> I have also been watching Iridium flares ..

Me too, and it is something special.

> FYI, a magnitude '0' is about
> the same brilliance as a NOAA weather satellite ... that's to say that it's
> relatively dim (to *my* eyes, anyway).  You have to be closely watching the
> correct region of the sky or you'll miss a Mag 0.  In addition, moonlight
> easily washes a Mag 0 out. 

I don't think this is correct.  Assuming that you are referring to visual 
magnitudes, all but about 4 of the stars in the sky are less than magnitude 0, 
so if you can see stars at all, you can see magnitude 0.  Even MIR is slightly 
dimmer than magnitude 0, and it is un-missable.  You are right, that NOAA 
sats are relatively dim, but they are MUCH dimmer than magnitude 0.  
Moonlight will NOT wash out Mag 0 . Magnitude 0 is generally related to the 
brightest stars in the sky, not dim stars.  People can see stars down to 
magnitude 6, which is about 250 times dimmer than magnitude 0.  This is why 
this Iridium thing is so spectacular, since the mag -7 flares are 630 times as 
bright as magnitude 0, ie hundreds of times brighter than the brightest stars in 
the sky.  

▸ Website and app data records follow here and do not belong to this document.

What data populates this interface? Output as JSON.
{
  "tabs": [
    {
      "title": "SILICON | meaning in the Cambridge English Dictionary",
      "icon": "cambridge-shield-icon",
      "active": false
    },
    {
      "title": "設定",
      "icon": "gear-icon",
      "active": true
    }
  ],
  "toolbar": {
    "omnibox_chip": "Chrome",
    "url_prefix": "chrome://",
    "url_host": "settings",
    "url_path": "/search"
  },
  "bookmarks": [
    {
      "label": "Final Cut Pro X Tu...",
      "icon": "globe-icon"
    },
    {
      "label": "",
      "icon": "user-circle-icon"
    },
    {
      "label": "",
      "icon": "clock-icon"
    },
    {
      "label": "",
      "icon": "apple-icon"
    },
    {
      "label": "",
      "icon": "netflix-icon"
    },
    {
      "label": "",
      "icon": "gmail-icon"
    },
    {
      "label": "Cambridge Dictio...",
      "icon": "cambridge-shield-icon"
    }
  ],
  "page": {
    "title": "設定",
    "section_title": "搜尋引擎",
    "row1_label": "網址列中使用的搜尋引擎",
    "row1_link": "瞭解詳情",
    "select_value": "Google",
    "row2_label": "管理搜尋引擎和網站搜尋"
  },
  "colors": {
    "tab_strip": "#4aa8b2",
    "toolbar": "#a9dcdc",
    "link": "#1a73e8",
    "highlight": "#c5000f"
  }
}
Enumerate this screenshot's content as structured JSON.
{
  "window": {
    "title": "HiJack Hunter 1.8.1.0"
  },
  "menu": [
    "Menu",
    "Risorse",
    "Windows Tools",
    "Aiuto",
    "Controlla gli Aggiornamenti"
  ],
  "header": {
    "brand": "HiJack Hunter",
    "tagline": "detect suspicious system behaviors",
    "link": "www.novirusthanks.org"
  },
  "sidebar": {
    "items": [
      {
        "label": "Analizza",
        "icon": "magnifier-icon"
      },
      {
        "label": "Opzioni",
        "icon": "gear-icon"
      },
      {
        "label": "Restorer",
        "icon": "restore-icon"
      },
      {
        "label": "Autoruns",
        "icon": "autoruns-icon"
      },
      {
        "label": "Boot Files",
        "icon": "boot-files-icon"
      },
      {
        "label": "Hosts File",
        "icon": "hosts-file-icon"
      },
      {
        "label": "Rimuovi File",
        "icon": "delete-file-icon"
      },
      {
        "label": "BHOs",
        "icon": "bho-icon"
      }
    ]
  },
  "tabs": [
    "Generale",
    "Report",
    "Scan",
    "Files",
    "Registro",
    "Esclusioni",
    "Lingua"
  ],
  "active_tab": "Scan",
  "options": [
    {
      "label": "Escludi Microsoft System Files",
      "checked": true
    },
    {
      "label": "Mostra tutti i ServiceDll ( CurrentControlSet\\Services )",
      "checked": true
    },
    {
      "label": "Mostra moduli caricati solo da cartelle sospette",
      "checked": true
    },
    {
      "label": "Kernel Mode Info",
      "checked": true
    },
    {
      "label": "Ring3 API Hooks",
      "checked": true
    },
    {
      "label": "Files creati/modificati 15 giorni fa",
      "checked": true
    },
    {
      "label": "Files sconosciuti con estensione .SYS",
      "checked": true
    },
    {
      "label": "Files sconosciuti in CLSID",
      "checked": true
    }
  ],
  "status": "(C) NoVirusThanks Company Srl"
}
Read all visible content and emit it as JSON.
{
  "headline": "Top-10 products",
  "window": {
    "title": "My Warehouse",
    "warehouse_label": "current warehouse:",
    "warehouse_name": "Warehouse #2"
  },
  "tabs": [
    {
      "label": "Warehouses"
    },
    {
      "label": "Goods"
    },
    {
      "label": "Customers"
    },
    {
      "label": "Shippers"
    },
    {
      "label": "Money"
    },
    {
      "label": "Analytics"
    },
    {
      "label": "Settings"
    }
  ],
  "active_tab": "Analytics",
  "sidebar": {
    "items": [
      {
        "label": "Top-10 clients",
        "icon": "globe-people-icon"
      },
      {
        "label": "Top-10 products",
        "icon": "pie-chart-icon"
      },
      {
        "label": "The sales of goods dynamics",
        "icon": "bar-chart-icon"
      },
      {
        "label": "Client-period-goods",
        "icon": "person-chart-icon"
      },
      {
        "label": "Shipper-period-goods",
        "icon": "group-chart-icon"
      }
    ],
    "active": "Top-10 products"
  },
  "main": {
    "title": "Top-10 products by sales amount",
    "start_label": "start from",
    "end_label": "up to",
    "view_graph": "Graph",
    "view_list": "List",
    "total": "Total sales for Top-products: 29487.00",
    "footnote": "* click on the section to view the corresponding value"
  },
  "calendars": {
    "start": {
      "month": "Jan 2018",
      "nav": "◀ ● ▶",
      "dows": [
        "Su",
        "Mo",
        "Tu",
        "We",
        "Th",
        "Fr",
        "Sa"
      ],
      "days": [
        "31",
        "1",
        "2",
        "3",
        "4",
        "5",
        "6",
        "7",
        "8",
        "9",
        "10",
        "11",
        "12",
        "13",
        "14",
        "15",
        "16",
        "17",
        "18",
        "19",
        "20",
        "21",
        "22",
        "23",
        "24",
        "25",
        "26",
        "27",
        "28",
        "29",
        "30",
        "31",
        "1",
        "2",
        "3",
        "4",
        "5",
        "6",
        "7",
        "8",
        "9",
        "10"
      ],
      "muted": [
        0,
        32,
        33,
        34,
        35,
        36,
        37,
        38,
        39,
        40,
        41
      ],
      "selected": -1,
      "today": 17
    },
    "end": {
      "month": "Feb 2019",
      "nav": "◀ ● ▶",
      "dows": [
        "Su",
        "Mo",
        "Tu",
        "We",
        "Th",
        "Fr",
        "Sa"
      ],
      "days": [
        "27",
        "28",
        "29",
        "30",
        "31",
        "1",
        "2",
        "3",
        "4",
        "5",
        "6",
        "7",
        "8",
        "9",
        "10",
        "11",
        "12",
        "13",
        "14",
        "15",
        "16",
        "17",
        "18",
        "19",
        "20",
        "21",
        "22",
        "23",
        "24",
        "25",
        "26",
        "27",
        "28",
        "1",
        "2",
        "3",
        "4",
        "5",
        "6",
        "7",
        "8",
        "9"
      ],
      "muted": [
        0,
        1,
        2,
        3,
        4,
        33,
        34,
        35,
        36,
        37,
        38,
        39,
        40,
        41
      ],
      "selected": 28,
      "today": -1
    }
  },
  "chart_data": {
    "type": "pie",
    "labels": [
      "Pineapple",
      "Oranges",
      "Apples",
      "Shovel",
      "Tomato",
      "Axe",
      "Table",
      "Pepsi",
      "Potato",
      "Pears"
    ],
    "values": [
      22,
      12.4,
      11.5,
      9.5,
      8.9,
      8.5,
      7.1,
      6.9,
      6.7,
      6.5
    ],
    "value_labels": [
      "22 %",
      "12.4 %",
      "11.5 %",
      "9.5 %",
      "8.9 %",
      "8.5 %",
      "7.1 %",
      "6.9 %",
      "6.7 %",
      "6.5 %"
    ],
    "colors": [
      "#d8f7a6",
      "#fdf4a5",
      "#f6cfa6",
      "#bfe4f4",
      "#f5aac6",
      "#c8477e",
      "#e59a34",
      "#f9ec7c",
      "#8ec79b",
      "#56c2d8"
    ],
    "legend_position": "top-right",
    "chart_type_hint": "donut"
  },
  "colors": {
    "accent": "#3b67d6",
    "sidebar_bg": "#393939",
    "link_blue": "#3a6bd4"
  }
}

After seeing the Iridium a couple of times, I realized that I had seen them 
before, but had mistaken them for airplane landing lights.

| Bill Jones, N3JLQ,Sweden, Maine  Zone 4 1/2  |
| wejones@megalink.net                         |
| http://www.megalink.net/~wejones             |